“Her intellect and passion and commitment to justice were simply unmatched," Brown said in a statement. “I pray that the same force of principles to which she held herself will help guide the leaders of this country. The American people deserve a voice in the momentous decision we now face and it was her dying wish, according to her family, that we wait for their choice to lead us to take office in January to confirm a new justice. We honor Justice Ginsburg best by fighting as hard as we can to preserve her legacy and ensure that women are in all places where decisions are being made.”

Cincinnati City Councilman P.G. Sittenfeld took to Twitter Friday evening to thank the late justice "for a lifetime of transformative service."

"Rest in Peace - and please continue to look over our country from Heaven; we still need you!" he wrote.

Hamilton County GOP Chair Alex Triantafilou remembered Ginsburg and her long personal friendship with the late Justice Antonin Scalia, despite their ideological differences.

"Her service is to be commended. While we differed with her, she broke many barriers.
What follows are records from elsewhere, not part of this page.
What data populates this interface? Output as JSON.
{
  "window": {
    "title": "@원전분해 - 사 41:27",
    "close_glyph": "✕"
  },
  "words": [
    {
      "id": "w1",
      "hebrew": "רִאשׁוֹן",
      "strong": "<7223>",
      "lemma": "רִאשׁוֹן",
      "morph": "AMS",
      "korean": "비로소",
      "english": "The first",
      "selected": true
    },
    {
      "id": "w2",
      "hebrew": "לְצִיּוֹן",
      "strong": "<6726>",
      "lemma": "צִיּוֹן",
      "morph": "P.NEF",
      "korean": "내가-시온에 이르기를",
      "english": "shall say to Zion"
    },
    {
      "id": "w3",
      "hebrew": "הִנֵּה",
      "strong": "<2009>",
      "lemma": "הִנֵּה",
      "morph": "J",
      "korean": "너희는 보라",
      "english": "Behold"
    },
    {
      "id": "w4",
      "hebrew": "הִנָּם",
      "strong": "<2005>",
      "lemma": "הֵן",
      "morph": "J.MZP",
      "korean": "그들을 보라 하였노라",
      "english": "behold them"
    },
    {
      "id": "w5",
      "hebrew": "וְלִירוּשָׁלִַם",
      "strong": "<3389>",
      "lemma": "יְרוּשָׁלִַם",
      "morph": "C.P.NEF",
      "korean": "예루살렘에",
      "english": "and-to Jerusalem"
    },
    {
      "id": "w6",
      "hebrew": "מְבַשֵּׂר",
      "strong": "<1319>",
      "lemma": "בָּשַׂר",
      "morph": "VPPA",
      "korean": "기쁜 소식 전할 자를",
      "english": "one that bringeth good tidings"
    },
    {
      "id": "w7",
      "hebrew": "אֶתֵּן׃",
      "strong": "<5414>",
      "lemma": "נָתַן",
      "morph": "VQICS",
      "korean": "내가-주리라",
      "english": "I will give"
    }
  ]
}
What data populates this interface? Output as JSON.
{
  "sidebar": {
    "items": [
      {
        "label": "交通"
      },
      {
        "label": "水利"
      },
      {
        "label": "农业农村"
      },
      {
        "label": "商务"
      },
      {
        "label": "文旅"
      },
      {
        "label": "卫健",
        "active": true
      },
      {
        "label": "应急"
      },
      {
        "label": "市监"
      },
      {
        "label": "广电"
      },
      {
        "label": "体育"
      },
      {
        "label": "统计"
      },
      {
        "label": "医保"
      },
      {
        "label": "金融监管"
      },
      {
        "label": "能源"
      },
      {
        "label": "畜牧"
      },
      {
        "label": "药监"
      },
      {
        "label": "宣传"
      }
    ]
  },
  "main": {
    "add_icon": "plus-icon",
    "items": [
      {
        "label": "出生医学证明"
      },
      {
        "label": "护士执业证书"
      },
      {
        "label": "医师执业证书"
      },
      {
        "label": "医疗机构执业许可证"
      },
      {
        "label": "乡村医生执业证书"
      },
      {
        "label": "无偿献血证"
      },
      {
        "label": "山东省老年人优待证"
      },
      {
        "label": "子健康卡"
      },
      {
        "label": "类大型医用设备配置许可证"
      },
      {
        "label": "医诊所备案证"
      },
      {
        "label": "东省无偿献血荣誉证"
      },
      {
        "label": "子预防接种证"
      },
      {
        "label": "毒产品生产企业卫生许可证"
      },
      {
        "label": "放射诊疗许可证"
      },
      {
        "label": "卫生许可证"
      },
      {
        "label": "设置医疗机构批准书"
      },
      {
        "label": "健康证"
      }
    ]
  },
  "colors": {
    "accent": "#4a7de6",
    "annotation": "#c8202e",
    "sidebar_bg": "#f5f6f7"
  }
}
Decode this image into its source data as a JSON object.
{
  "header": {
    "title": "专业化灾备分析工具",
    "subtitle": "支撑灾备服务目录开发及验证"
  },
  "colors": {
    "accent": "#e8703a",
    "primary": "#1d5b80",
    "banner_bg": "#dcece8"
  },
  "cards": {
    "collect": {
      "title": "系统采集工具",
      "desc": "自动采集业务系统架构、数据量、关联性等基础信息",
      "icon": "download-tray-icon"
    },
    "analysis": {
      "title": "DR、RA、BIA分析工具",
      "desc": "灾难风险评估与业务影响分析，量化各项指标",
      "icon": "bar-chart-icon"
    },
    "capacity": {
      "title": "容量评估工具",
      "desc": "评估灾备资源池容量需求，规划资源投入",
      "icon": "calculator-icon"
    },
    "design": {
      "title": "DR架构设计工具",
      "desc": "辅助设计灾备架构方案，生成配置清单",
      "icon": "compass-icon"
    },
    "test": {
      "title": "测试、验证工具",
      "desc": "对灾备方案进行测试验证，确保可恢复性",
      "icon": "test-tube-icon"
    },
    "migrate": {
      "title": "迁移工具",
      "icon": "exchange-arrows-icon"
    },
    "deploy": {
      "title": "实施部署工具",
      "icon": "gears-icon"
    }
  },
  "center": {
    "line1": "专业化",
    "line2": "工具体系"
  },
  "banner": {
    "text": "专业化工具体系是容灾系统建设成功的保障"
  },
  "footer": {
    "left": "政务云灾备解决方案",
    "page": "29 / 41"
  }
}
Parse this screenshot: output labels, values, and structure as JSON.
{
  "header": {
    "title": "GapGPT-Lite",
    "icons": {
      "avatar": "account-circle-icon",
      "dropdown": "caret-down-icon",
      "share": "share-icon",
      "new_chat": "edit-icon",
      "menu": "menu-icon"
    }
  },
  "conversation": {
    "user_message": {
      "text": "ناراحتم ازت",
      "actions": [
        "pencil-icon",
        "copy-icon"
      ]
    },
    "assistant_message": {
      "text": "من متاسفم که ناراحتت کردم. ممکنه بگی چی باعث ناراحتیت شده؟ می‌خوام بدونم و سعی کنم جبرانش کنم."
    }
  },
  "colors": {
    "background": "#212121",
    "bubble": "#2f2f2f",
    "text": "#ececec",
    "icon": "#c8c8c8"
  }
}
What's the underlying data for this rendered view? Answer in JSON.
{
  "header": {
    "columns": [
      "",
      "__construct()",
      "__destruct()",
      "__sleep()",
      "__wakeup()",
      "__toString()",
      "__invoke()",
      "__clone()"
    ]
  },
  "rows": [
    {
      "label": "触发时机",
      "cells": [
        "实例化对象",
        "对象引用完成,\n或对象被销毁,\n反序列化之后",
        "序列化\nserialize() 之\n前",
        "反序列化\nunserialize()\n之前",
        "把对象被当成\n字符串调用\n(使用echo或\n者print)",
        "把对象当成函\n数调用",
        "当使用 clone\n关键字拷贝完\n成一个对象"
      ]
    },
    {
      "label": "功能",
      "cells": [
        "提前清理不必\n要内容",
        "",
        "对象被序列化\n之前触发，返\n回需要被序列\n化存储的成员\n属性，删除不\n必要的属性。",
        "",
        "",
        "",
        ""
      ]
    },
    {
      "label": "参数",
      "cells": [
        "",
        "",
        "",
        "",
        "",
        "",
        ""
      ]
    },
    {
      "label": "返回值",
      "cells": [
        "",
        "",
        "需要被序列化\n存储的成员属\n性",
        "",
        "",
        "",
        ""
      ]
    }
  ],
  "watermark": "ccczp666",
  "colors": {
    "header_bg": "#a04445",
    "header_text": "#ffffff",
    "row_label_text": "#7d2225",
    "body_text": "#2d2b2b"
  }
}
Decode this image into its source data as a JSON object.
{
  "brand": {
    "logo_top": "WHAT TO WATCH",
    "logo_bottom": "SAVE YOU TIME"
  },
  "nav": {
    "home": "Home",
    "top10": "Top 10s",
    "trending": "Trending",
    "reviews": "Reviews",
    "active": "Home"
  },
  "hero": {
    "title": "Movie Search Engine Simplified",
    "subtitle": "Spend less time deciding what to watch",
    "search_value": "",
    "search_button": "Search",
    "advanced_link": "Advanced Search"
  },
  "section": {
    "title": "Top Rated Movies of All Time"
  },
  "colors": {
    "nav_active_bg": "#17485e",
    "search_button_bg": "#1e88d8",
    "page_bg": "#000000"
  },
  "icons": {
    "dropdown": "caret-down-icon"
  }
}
RIP RBG," Triantifilou wrote.

Hamilton County Prosecutor Joe Deters offered prayers to Ginsburg's family Friday night.

"Justice Ginsburg was a trailblazer for many women lawyers. Her example greatly influenced many women to pursue a career in law. And, the result has been wonderful for the profession," he said in a statement to WCPO late Friday.

Fanon Rucker, retired judge and candidate for Hamilton County prosecutor, lauded Ginsburg for a career devoted to the cause of equality.

“As a young lawyer, she fought to make the workplace equal for women fighting for a seat at the table. As a justice, she sought to defend and protect those that needed a hand to protect them and lift them up. She is an inspiration for America and the cause of justice. Let us march on. Let us continue to blaze the path she left for us. My thoughts and prayers go out to her family during this time and to all those who seek to achieve equality and justice for humanity," Rucker said in a statement Friday.

Ginsburg, just the second woman to serve on the nation's highest court, was appointed by President Bill Clinton in 1993. Prior, she served on the U.S. Court of Appeals for the District of Columbia, appointed by President Jimmy Carter in 1980.

Ginsburg had been in and out of the hospital for the last several months as she battled metastatic pancreas cancer. She was 87.

WCPO will update this story.